Output the records that follow, keeping every line exactly as it is.

========================================

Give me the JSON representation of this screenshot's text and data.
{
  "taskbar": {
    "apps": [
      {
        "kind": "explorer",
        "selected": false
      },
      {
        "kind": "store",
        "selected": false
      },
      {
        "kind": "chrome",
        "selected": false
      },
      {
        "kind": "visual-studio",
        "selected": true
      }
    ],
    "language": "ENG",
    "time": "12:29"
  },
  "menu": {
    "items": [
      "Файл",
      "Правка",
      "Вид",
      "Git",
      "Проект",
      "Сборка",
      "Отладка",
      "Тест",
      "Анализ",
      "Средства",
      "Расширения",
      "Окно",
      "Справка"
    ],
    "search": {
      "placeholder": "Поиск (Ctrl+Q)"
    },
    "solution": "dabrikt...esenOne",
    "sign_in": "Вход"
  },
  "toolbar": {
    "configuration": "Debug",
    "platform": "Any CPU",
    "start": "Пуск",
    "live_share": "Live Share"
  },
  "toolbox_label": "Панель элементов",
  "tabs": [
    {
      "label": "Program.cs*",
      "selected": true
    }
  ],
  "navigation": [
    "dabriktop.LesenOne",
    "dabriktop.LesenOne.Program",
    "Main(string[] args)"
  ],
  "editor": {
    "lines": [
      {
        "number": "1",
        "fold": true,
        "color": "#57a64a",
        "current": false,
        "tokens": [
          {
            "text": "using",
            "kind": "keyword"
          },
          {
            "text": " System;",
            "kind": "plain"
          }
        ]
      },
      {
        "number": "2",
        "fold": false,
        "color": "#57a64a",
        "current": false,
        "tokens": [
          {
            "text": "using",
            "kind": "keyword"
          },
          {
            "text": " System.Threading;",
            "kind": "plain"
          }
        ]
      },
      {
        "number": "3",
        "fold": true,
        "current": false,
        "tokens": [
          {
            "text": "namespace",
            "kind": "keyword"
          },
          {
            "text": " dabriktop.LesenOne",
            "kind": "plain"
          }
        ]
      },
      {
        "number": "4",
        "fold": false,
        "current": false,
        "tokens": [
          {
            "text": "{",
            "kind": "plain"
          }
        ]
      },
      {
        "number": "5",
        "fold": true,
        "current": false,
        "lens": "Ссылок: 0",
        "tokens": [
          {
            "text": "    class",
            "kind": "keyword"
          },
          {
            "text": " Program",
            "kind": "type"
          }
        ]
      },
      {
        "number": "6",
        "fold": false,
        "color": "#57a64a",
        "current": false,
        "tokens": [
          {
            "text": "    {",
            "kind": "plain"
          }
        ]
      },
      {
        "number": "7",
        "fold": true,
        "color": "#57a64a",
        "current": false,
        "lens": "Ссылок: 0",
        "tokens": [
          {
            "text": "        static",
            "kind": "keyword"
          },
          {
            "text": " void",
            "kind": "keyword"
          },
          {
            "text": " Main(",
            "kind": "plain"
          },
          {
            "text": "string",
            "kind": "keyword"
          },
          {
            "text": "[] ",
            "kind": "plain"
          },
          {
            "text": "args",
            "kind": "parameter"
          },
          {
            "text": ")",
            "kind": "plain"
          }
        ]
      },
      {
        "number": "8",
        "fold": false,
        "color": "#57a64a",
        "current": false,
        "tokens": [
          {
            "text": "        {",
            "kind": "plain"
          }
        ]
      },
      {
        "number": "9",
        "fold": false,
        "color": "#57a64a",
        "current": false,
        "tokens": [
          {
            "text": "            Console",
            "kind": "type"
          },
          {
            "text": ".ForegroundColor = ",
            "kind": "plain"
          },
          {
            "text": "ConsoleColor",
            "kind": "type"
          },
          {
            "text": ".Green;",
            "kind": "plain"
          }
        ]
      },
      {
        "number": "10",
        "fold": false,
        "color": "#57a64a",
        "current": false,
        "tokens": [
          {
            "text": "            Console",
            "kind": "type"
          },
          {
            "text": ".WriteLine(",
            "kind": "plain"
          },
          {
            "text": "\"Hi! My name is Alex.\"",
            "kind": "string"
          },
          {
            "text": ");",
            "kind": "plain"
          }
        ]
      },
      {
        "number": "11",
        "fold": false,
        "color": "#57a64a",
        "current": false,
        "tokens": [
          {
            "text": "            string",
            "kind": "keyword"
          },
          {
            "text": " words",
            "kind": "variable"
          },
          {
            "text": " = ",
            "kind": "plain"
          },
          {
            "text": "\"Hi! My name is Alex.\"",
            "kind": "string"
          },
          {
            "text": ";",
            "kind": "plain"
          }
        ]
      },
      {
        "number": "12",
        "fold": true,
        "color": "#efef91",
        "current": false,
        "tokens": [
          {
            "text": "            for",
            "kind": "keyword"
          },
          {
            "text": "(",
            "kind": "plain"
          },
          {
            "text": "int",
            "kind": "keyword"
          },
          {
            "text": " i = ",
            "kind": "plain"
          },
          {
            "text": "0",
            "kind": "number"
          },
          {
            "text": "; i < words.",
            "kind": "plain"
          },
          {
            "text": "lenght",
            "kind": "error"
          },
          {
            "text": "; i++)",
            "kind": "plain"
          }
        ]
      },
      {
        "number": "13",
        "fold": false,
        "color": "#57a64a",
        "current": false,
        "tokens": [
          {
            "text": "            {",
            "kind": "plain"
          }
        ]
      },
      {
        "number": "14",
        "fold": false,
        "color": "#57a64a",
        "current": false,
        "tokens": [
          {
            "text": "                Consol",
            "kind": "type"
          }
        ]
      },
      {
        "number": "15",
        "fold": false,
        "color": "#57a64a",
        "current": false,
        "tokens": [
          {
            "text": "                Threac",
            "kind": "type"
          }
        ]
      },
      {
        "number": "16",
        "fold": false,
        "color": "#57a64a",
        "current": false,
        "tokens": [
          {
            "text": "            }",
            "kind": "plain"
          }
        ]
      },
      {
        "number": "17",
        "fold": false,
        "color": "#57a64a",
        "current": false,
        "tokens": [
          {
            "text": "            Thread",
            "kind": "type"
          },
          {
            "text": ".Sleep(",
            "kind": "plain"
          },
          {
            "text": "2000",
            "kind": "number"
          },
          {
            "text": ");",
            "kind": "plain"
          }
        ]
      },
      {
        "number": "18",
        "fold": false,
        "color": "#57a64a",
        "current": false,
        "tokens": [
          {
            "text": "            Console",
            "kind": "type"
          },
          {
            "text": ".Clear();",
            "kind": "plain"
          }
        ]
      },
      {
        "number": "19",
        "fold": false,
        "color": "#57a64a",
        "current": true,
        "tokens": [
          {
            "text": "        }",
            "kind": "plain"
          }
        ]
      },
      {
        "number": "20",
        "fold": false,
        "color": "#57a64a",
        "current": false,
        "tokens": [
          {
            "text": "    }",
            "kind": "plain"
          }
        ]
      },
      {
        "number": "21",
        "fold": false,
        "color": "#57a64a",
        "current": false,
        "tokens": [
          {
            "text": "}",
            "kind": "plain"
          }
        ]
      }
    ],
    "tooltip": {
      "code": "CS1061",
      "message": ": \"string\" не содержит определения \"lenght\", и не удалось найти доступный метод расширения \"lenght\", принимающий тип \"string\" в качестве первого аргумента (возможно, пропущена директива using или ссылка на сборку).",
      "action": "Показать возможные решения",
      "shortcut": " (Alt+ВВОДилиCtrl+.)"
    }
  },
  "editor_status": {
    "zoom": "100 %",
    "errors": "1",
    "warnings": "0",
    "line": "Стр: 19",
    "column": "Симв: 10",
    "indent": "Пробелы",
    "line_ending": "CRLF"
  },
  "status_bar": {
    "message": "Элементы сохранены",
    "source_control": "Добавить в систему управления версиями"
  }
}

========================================

▸ Output of the exercise
Give me the JSON representation of this screenshot's text and data.
{
  "taskbar": {
    "apps": [
      {
        "kind": "explorer",
        "selected": false
      },
      {
        "kind": "store",
        "selected": false
      },
      {
        "kind": "chrome",
        "selected": false
      },
      {
        "kind": "visual-studio",
        "selected": true
      }
    ],
    "language": "ENG",
    "time": "12:29"
  },
  "menu": {
    "items": [
      "Файл",
      "Правка",
      "Вид",
      "Git",
      "Проект",
      "Сборка",
      "Отладка",
      "Тест",
      "Анализ",
      "Средства",
      "Расширения",
      "Окно",
      "Справка"
    ],
    "search": {
      "placeholder": "Поиск (Ctrl+Q)"
    },
    "solution": "dabrikt...esenOne",
    "sign_in": "Вход"
  },
  "toolbar": {
    "configuration": "Debug",
    "platform": "Any CPU",
    "start": "Пуск",
    "live_share": "Live Share"
  },
  "toolbox_label": "Панель элементов",
  "tabs": [
    {
      "label": "Program.cs*",
      "selected": true
    }
  ],
  "navigation": [
    "dabriktop.LesenOne",
    "dabriktop.LesenOne.Program",
    "Main(string[] args)"
  ],
  "editor": {
    "lines": [
      {
        "number": "1",
        "fold": true,
        "color": "#57a64a",
        "current": false,
        "tokens": [
          {
            "text": "using",
            "kind": "keyword"
          },
          {
            "text": " System;",
            "kind": "plain"
          }
        ]
      },
      {
        "number": "2",
        "fold": false,
        "color": "#57a64a",
        "current": false,
        "tokens": [
          {
            "text": "using",
            "kind": "keyword"
          },
          {
            "text": " System.Threading;",
            "kind": "plain"
          }
        ]
      },
      {
        "number": "3",
        "fold": true,
        "current": false,
        "tokens": [
          {
            "text": "namespace",
            "kind": "keyword"
          },
          {
            "text": " dabriktop.LesenOne",
            "kind": "plain"
          }
        ]
      },
      {
        "number": "4",
        "fold": false,
        "current": false,
        "tokens": [
          {
            "text": "{",
            "kind": "plain"
          }
        ]
      },
      {
        "number": "5",
        "fold": true,
        "current": false,
        "lens": "Ссылок: 0",
        "tokens": [
          {
            "text": "    class",
            "kind": "keyword"
          },
          {
            "text": " Program",
            "kind": "type"
          }
        ]
      },
      {
        "number": "6",
        "fold": false,
        "color": "#57a64a",
        "current": false,
        "tokens": [
          {
            "text": "    {",
            "kind": "plain"
          }
        ]
      },
      {
        "number": "7",
        "fold": true,
        "color": "#57a64a",
        "current": false,
        "lens": "Ссылок: 0",
        "tokens": [
          {
            "text": "        static",
            "kind": "keyword"
          },
          {
            "text": " void",
            "kind": "keyword"
          },
          {
            "text": " Main(",
            "kind": "plain"
          },
          {
            "text": "string",
            "kind": "keyword"
          },
          {
            "text": "[] ",
            "kind": "plain"
          },
          {
            "text": "args",
            "kind": "parameter"
          },
          {
            "text": ")",
            "kind": "plain"
          }
        ]
      },
      {
        "number": "8",
        "fold": false,
        "color": "#57a64a",
        "current": false,
        "tokens": [
          {
            "text": "        {",
            "kind": "plain"
          }
        ]
      },
      {
        "number": "9",
        "fold": false,
        "color": "#57a64a",
        "current": false,
        "tokens": [
          {
            "text": "            Console",
            "kind": "type"
          },
          {
            "text": ".ForegroundColor = ",
            "kind": "plain"
          },
          {
            "text": "ConsoleColor",
            "kind": "type"
          },
          {
            "text": ".Green;",
            "kind": "plain"
          }
        ]
      },
      {
        "number": "10",
        "fold": false,
        "color": "#57a64a",
        "current": false,
        "tokens": [
          {
            "text": "            Console",
            "kind": "type"
          },
          {
            "text": ".WriteLine(",
            "kind": "plain"
          },
          {
            "text": "\"Hi! My name is Alex.\"",
            "kind": "string"
          },
          {
            "text": ");",
            "kind": "plain"
          }
        ]
      },
      {
        "number": "11",
        "fold": false,
        "color": "#57a64a",
        "current": false,
        "tokens": [
          {
            "text": "            string",
            "kind": "keyword"
          },
          {
            "text": " words",
            "kind": "variable"
          },
          {
            "text": " = ",
            "kind": "plain"
          },
          {
            "text": "\"Hi! My name is Alex.\"",
            "kind": "string"
          },
          {
            "text": ";",
            "kind": "plain"
          }
        ]
      },
      {
        "number": "12",
        "fold": true,
        "color": "#efef91",
        "current": false,
        "tokens": [
          {
            "text": "            for",
            "kind": "keyword"
          },
          {
            "text": "(",
            "kind": "plain"
          },
          {
            "text": "int",
            "kind": "keyword"
          },
          {
            "text": " i = ",
            "kind": "plain"
          },
          {
            "text": "0",
            "kind": "number"
          },
          {
            "text": "; i < words.",
            "kind": "plain"
          },
          {
            "text": "lenght",
            "kind": "error"
          },
          {
            "text": "; i++)",
            "kind": "plain"
          }
        ]
      },
      {
        "number": "13",
        "fold": false,
        "color": "#57a64a",
        "current": false,
        "tokens": [
          {
            "text": "            {",
            "kind": "plain"
          }
        ]
      },
      {
        "number": "14",
        "fold": false,
        "color": "#57a64a",
        "current": false,
        "tokens": [
          {
            "text": "                Consol",
            "kind": "type"
          }
        ]
      },
      {
        "number": "15",
        "fold": false,
        "color": "#57a64a",
        "current": false,
        "tokens": [
          {
            "text": "                Threac",
            "kind": "type"
          }
        ]
      },
      {
        "number": "16",
        "fold": false,
        "color": "#57a64a",
        "current": false,
        "tokens": [
          {
            "text": "            }",
            "kind": "plain"
          }
        ]
      },
      {
        "number": "17",
        "fold": false,
        "color": "#57a64a",
        "current": false,
        "tokens": [
          {
            "text": "            Thread",
            "kind": "type"
          },
          {
            "text": ".Sleep(",
            "kind": "plain"
          },
          {
            "text": "2000",
            "kind": "number"
          },
          {
            "text": ");",
            "kind": "plain"
          }
        ]
      },
      {
        "number": "18",
        "fold": false,
        "color": "#57a64a",
        "current": false,
        "tokens": [
          {
            "text": "            Console",
            "kind": "type"
          },
          {
            "text": ".Clear();",
            "kind": "plain"
          }
        ]
      },
      {
        "number": "19",
        "fold": false,
        "color": "#57a64a",
        "current": true,
        "tokens": [
          {
            "text": "        }",
            "kind": "plain"
          }
        ]
      },
      {
        "number": "20",
        "fold": false,
        "color": "#57a64a",
        "current": false,
        "tokens": [
          {
            "text": "    }",
            "kind": "plain"
          }
        ]
      },
      {
        "number": "21",
        "fold": false,
        "color": "#57a64a",
        "current": false,
        "tokens": [
          {
            "text": "}",
            "kind": "plain"
          }
        ]
      }
    ],
    "tooltip": {
      "code": "CS1061",
      "message": ": \"string\" не содержит определения \"lenght\", и не удалось найти доступный метод расширения \"lenght\", принимающий тип \"string\" в качестве первого аргумента (возможно, пропущена директива using или ссылка на сборку).",
      "action": "Показать возможные решения",
      "shortcut": " (Alt+ВВОДилиCtrl+.)"
    }
  },
  "editor_status": {
    "zoom": "100 %",
    "errors": "1",
    "warnings": "0",
    "line": "Стр: 19",
    "column": "Симв: 10",
    "indent": "Пробелы",
    "line_ending": "CRLF"
  },
  "status_bar": {
    "message": "Элементы сохранены",
    "source_control": "Добавить в систему управления версиями"
  }
}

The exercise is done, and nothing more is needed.